Who was the chairman of Huac, then? Rep Edward J Hart took the role when it became a permanent committee after the war – I’ve now, finally, looked it up. (Why isn’t it called Hartism?) I imagine this is the kind of classic save American national editors make in their sleep, the same way foreign news subs stoop wearily to take the stray “s” off “Talibans” in home writers’ copy (“Ah, you don’t speak Pashto? Well, Taliban is the plural. The singular is Talib. Try to remember.”)

Newsrooms are full of sharp and literate people. When I was chatting with the business reporters last week, somebody asked what poujadisme meant in relation to Ed Miliband and almost everyone on the economics desk simultaneously chimed in to explain. It was a splendid working-on-a-broadsheet moment.  But crushing, there-but-for-the-grace-of-God corrections such as on the Huac article are a reminder, not just that there’s so much we’ll never know, but that there’s always so much we ought to see and never do.
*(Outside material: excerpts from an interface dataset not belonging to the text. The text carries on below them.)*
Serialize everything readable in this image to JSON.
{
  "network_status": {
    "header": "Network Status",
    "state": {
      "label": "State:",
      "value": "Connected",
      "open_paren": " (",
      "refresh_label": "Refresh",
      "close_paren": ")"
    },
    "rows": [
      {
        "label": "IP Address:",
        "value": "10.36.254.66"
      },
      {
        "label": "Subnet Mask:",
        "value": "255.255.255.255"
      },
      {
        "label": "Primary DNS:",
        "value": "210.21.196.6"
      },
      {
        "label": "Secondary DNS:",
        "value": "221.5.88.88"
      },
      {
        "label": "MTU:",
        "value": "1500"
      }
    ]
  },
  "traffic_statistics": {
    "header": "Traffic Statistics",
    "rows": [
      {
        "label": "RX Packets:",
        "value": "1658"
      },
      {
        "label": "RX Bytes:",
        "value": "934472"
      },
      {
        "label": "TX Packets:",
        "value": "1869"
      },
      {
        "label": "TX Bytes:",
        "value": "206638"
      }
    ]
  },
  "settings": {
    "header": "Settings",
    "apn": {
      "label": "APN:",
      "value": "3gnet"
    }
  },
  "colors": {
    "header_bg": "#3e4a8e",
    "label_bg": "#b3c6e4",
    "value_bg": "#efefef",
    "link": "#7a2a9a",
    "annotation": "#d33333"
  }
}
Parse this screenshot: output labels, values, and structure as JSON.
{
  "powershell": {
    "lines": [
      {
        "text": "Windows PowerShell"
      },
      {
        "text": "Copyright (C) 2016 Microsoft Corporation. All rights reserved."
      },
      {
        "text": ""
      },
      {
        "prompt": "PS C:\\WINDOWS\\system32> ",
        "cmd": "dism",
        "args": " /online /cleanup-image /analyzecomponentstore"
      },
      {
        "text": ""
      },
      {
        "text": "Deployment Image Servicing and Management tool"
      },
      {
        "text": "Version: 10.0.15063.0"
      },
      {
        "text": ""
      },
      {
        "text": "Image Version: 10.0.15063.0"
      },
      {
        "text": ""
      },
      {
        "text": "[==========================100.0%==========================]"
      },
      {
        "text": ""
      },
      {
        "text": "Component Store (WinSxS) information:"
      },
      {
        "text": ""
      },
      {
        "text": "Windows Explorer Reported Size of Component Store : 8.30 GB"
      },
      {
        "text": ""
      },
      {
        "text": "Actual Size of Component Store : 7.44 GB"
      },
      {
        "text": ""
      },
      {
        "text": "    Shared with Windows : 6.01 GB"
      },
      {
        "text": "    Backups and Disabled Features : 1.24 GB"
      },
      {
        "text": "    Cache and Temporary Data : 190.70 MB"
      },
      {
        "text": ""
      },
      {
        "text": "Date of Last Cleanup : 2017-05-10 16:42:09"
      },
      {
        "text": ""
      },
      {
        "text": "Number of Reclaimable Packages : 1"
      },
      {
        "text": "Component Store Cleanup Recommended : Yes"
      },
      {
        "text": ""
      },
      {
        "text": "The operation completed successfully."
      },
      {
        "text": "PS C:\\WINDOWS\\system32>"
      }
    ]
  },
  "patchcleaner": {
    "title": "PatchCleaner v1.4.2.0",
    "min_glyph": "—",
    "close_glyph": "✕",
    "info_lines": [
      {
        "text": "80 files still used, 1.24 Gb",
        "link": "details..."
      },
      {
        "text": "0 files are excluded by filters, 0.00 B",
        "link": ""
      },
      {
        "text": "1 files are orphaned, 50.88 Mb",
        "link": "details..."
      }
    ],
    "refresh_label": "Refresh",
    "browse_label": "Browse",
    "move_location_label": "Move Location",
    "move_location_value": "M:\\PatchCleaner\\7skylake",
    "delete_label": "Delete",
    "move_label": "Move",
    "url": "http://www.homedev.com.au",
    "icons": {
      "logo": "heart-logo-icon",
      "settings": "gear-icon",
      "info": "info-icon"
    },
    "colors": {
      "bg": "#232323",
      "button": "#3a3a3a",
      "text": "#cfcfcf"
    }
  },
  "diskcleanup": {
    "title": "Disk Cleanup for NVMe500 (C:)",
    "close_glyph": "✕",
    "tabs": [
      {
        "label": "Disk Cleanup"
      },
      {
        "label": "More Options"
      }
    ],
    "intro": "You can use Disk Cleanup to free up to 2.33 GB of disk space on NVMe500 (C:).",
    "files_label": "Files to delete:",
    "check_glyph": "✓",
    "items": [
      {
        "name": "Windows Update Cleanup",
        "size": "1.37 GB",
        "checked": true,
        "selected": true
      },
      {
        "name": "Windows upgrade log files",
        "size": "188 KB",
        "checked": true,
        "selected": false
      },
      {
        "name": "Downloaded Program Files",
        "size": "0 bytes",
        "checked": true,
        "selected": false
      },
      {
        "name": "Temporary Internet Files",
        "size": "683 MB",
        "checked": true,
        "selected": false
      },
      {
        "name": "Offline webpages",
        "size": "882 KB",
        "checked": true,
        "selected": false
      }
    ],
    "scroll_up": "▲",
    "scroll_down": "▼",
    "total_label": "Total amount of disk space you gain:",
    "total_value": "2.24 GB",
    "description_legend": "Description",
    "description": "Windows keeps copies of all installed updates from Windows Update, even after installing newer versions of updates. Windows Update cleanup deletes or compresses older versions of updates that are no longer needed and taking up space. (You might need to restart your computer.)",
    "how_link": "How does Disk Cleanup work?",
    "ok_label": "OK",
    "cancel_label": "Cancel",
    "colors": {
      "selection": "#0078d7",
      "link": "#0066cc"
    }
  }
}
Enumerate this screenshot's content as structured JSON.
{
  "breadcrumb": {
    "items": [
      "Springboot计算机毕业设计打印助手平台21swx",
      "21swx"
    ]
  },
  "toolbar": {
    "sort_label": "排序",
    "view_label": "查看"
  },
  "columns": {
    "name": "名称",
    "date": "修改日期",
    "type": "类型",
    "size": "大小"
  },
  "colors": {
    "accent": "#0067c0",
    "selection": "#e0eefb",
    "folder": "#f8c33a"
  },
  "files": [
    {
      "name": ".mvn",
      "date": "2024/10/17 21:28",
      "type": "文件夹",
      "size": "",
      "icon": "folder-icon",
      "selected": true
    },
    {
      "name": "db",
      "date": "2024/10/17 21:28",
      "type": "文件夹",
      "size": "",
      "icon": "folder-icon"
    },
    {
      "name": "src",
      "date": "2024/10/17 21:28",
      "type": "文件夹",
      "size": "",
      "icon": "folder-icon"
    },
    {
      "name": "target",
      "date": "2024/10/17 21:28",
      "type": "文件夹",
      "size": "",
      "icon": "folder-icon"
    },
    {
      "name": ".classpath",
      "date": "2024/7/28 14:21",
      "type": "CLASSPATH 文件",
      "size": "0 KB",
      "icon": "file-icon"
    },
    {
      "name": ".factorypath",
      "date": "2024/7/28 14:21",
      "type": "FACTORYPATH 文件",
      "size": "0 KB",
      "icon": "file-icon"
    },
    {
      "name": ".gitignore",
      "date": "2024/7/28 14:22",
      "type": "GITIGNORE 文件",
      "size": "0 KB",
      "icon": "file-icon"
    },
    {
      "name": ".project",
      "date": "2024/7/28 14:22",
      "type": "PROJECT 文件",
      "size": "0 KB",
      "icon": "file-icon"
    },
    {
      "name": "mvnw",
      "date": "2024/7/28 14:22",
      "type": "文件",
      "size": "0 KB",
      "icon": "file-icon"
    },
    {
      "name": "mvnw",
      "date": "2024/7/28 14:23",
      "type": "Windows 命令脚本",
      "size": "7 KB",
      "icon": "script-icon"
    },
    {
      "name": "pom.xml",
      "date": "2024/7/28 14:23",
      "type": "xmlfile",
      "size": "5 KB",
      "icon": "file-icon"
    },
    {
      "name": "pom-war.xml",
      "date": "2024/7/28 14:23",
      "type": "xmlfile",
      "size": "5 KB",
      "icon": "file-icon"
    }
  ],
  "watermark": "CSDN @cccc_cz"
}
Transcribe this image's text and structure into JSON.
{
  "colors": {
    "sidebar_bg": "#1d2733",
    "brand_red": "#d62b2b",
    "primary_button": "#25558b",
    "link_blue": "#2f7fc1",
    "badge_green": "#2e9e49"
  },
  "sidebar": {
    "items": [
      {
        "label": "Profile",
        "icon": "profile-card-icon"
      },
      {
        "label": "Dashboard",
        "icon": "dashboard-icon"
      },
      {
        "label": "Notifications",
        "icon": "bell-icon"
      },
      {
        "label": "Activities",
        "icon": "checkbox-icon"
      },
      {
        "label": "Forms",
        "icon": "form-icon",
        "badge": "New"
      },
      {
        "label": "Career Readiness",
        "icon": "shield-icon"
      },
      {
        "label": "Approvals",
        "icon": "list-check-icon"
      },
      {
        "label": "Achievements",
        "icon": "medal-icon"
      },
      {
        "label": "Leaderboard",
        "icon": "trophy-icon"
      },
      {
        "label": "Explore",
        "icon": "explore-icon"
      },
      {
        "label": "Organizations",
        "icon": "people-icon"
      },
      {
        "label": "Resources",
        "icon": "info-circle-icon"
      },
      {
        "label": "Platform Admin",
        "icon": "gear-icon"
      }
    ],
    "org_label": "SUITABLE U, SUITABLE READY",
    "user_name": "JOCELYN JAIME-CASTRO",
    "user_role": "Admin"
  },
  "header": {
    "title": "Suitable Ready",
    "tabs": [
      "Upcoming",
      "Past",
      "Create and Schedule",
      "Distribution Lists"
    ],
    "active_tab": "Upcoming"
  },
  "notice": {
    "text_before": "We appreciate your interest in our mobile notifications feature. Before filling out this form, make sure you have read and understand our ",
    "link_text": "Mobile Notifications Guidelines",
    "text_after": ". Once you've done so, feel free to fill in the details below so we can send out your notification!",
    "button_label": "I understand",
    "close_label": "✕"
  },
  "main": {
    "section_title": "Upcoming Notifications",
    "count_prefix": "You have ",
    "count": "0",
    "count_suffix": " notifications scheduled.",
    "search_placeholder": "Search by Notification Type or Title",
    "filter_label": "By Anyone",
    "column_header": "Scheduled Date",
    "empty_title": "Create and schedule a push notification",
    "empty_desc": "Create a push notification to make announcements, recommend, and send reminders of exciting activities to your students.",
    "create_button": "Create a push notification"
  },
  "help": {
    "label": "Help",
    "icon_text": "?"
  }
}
Saved from my embarrassment this time, at least, I’m on my mettle now. Ceaseless vigilance is the watchword. Apparently, New York’s so good that it’s been named twice. I aim to crack down pretty hard on redundancy like that.